When doctors diagnose patients as having mesothelioma, they must determine the severity of the disease in order to proceed with the best treatment options. To do this, they must divide the disease into stages. The stages of mesothelioma also help doctors to determine the disease’s progression, and it aids them in determining the patient’s prognosis. Medical professionals currently use three different mesothelioma-staging systems to diagnose and treat pleural mesothelioma.

Each system measures different variables including the extent of the cancer, lymph node involvement, metastasis, and more. When reviewing mesothelioma stages, the lower the stage, the less severe the disease. People who have more severe mesothelioma will be placed in the higher stages, like Stage III or Stage IV, for example. The later stages are also when mesothelioma metastasis typically occurs.

1. The Butchart System

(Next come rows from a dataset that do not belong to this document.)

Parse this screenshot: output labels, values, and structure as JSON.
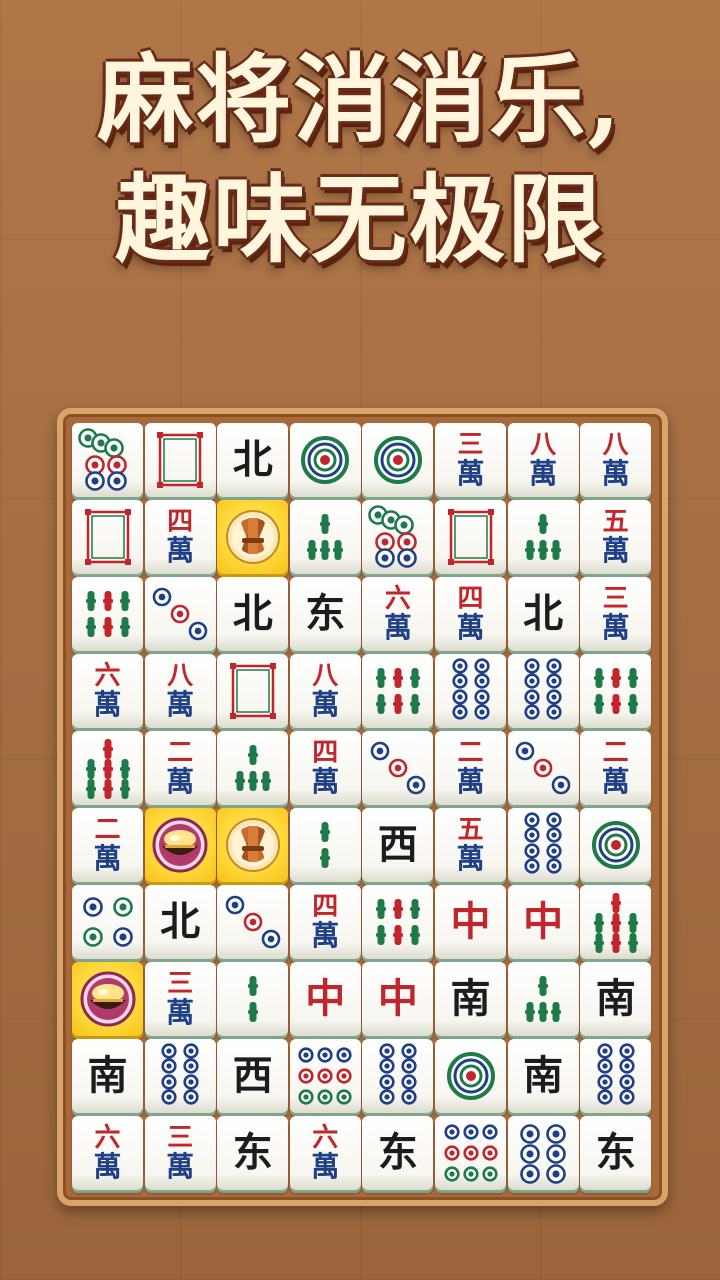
{
  "title": {
    "line1": "麻将消消乐,",
    "line2": "趣味无极限"
  },
  "board": {
    "rows": [
      [
        {
          "k": "dot",
          "n": 7
        },
        {
          "k": "white"
        },
        {
          "k": "char",
          "t": "北"
        },
        {
          "k": "dot",
          "n": 1
        },
        {
          "k": "dot",
          "n": 1
        },
        {
          "k": "wan",
          "n": "三"
        },
        {
          "k": "wan",
          "n": "八"
        },
        {
          "k": "wan",
          "n": "八"
        }
      ],
      [
        {
          "k": "white"
        },
        {
          "k": "wan",
          "n": "四"
        },
        {
          "k": "bamboo-bundle",
          "hl": true
        },
        {
          "k": "bam",
          "n": 5
        },
        {
          "k": "dot",
          "n": 7
        },
        {
          "k": "white"
        },
        {
          "k": "bam",
          "n": 5
        },
        {
          "k": "wan",
          "n": "五"
        }
      ],
      [
        {
          "k": "bam",
          "n": 6
        },
        {
          "k": "dot",
          "n": 3
        },
        {
          "k": "char",
          "t": "北"
        },
        {
          "k": "char",
          "t": "东"
        },
        {
          "k": "wan",
          "n": "六"
        },
        {
          "k": "wan",
          "n": "四"
        },
        {
          "k": "char",
          "t": "北"
        },
        {
          "k": "wan",
          "n": "三"
        }
      ],
      [
        {
          "k": "wan",
          "n": "六"
        },
        {
          "k": "wan",
          "n": "八"
        },
        {
          "k": "white"
        },
        {
          "k": "wan",
          "n": "八"
        },
        {
          "k": "bam",
          "n": 6
        },
        {
          "k": "dot",
          "n": 8
        },
        {
          "k": "dot",
          "n": 8
        },
        {
          "k": "bam",
          "n": 6
        }
      ],
      [
        {
          "k": "bam",
          "n": 9
        },
        {
          "k": "wan",
          "n": "二"
        },
        {
          "k": "bam",
          "n": 5
        },
        {
          "k": "wan",
          "n": "四"
        },
        {
          "k": "dot",
          "n": 3
        },
        {
          "k": "wan",
          "n": "二"
        },
        {
          "k": "dot",
          "n": 3
        },
        {
          "k": "wan",
          "n": "二"
        }
      ],
      [
        {
          "k": "wan",
          "n": "二"
        },
        {
          "k": "gold-pot",
          "hl": true
        },
        {
          "k": "bamboo-bundle",
          "hl": true
        },
        {
          "k": "bam",
          "n": 2
        },
        {
          "k": "char",
          "t": "西"
        },
        {
          "k": "wan",
          "n": "五"
        },
        {
          "k": "dot",
          "n": 8
        },
        {
          "k": "dot",
          "n": 1
        }
      ],
      [
        {
          "k": "dot",
          "n": 4
        },
        {
          "k": "char",
          "t": "北"
        },
        {
          "k": "dot",
          "n": 3
        },
        {
          "k": "wan",
          "n": "四"
        },
        {
          "k": "bam",
          "n": 6
        },
        {
          "k": "char",
          "t": "中"
        },
        {
          "k": "char",
          "t": "中"
        },
        {
          "k": "bam",
          "n": 9
        }
      ],
      [
        {
          "k": "gold-pot",
          "hl": true
        },
        {
          "k": "wan",
          "n": "三"
        },
        {
          "k": "bam",
          "n": 2
        },
        {
          "k": "char",
          "t": "中"
        },
        {
          "k": "char",
          "t": "中"
        },
        {
          "k": "char",
          "t": "南"
        },
        {
          "k": "bam",
          "n": 5
        },
        {
          "k": "char",
          "t": "南"
        }
      ],
      [
        {
          "k": "char",
          "t": "南"
        },
        {
          "k": "dot",
          "n": 8
        },
        {
          "k": "char",
          "t": "西"
        },
        {
          "k": "dot",
          "n": 9
        },
        {
          "k": "dot",
          "n": 8
        },
        {
          "k": "dot",
          "n": 1
        },
        {
          "k": "char",
          "t": "南"
        },
        {
          "k": "dot",
          "n": 8
        }
      ],
      [
        {
          "k": "wan",
          "n": "六"
        },
        {
          "k": "wan",
          "n": "三"
        },
        {
          "k": "char",
          "t": "东"
        },
        {
          "k": "wan",
          "n": "六"
        },
        {
          "k": "char",
          "t": "东"
        },
        {
          "k": "dot",
          "n": 9
        },
        {
          "k": "dot",
          "n": 6
        },
        {
          "k": "char",
          "t": "东"
        }
      ]
    ],
    "wan_glyph": "萬"
  },
  "colors": {
    "red": "#c0262b",
    "blue": "#1f3f86",
    "green": "#1f7a4a",
    "black": "#1c1c1c",
    "highlight": "#ffd83a"
  }
}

The Butchart System is the oldest and most commonly used mesothelioma cancer staging system. Its measurement of the mesothelioma stages is primarily based on the extent of the tumor mass. Butchart System divides mesothelioma into four stages:

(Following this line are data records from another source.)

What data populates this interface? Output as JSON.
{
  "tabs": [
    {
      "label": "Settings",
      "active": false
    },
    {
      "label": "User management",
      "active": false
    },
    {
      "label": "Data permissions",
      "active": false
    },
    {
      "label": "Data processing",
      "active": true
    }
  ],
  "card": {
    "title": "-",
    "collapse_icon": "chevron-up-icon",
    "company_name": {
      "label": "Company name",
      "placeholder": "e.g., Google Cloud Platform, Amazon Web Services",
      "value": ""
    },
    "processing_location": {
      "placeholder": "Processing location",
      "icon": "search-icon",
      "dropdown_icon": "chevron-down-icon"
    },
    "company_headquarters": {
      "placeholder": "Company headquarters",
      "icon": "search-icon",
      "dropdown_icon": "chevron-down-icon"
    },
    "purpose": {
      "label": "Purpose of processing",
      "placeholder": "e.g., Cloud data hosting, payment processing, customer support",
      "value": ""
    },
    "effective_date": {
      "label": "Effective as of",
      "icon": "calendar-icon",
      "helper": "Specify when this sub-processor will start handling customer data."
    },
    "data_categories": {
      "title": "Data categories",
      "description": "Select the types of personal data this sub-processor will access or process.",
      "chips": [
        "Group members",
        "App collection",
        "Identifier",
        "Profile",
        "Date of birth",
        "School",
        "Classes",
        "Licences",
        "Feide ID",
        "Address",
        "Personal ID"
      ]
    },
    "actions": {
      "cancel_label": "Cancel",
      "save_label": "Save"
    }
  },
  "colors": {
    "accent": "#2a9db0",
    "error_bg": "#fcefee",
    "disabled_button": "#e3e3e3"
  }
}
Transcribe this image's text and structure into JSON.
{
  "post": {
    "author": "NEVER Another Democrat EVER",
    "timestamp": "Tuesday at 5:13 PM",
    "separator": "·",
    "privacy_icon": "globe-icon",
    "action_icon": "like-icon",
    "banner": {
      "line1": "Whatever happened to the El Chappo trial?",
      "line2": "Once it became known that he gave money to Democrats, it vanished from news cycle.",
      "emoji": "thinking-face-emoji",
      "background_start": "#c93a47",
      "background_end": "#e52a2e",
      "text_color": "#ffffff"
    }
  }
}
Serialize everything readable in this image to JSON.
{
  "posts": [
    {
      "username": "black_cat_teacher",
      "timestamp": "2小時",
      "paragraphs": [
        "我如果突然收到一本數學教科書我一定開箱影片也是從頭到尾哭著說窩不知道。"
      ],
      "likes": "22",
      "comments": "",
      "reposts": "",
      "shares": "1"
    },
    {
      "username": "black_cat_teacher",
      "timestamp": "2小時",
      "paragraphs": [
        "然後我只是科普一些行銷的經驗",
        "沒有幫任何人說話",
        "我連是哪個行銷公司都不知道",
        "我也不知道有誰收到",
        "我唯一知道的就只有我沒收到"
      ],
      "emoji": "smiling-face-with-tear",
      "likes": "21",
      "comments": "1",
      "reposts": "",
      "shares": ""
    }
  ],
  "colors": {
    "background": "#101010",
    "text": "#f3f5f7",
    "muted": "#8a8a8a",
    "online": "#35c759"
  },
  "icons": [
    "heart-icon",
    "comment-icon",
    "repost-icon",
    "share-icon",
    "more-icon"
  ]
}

  • Stage I – Mesothelioma cancer is seen in the right or left side of the chest area, or pleura cavity, and may also be found in the diaphragm.
  • Stage II – Mesothelioma cancer has invaded the chest lining and reaches the esophagus, heart, or pleura on both sides. Lymph nodes may also be affected.
  • Stage III – Mesothelioma cancer has passed the diaphragm and entered the abdominal cavity or peritoneum. Lymph nodes beyond the chest may also be affected.
  • Stage IV – Mesothelioma cancer has spread through the bloodstream to other organs. At this stage, it is metastatic mesothelioma.

2. TNM System

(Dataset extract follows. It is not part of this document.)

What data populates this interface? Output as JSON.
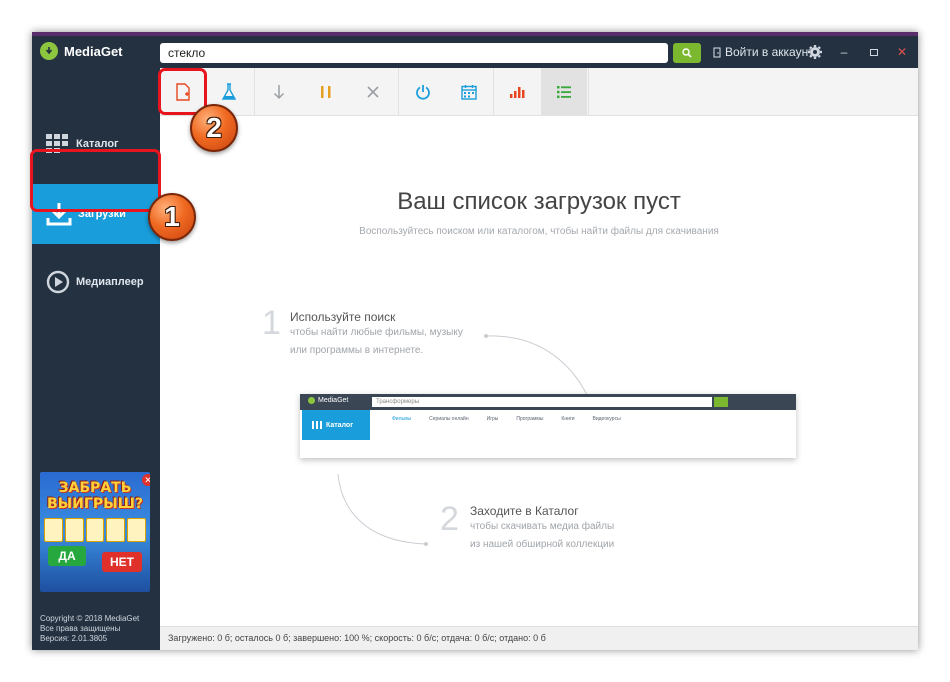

TNM System is a more recent system used to stage mesothelioma by considering variables such as the tumor size and spread, lymph node involvement, and metastasis. In the TNM system, the disease is divided into four stages:

  • Stage I – Mesothelioma cancer is located in the right or left chest cavity and may have spread to the pericardium, diaphragm, or lung on the same side. Lymph nodes are not affected.
  • Stage II – Mesothelioma cancer has spread from one side of the chest to a lymph node near the lung on the same side. The disease may have also spread to the lung, diaphragm, or pericardium on the same side, but generally the cancer remains in the primary location at this stage.
  • Stage III – Mesothelioma cancer has entered the chest wall, muscle, heart, esophagus, ribs, and vital organs in the pleural cavity on the same side. Lymph nodes may or may not be affected on the side of the tumor. True mesothelioma metastasis will have begun in this stage.
  • Stage IV – In this stage, the mesothelioma cancer has spread to the lymph nodes in the chest area on the other side of the tumor, to the pleural cavity or lung on the other side; or it has reached organs in the abdominal area or neck.

3. The Brigham System

The Brigham System is the latest mesothelioma cancer staging system and is based on tumor resectability, and lymph node status. The Brigham system is divided into four stages. The four stages of mesothelioma measured by this system are:

  • Stage I – Mesothelioma cancer is resectable and lymph nodes are not involved.
  • Stage II – Mesothelioma cancer is resectable, but lymph nodes are involved.
  • Stage III – Mesothelioma cancer is unresectable and has spread to the chest wall, diaphragm, heart, or abdominal area. Lymph nodes may or may not be involved.
  • Stage IV – Distant metastatic mesothelioma cancer.

Regardless of whether you have early stage or metastatic mesothelioma, you should understand what your rights are as a victim of asbestos exposure. Contact us here at Mesothelioma Treatment Centers to set up a consultation with an attorney experienced with asbestos and mesothelioma. A lawyer can help you and your family explore the legal options that are available to you. See our excellent guide to the different stages of cancer.

Mesothelioma Cancer Stages (english) / Etapas del Mesotelioma Cancer (spanish)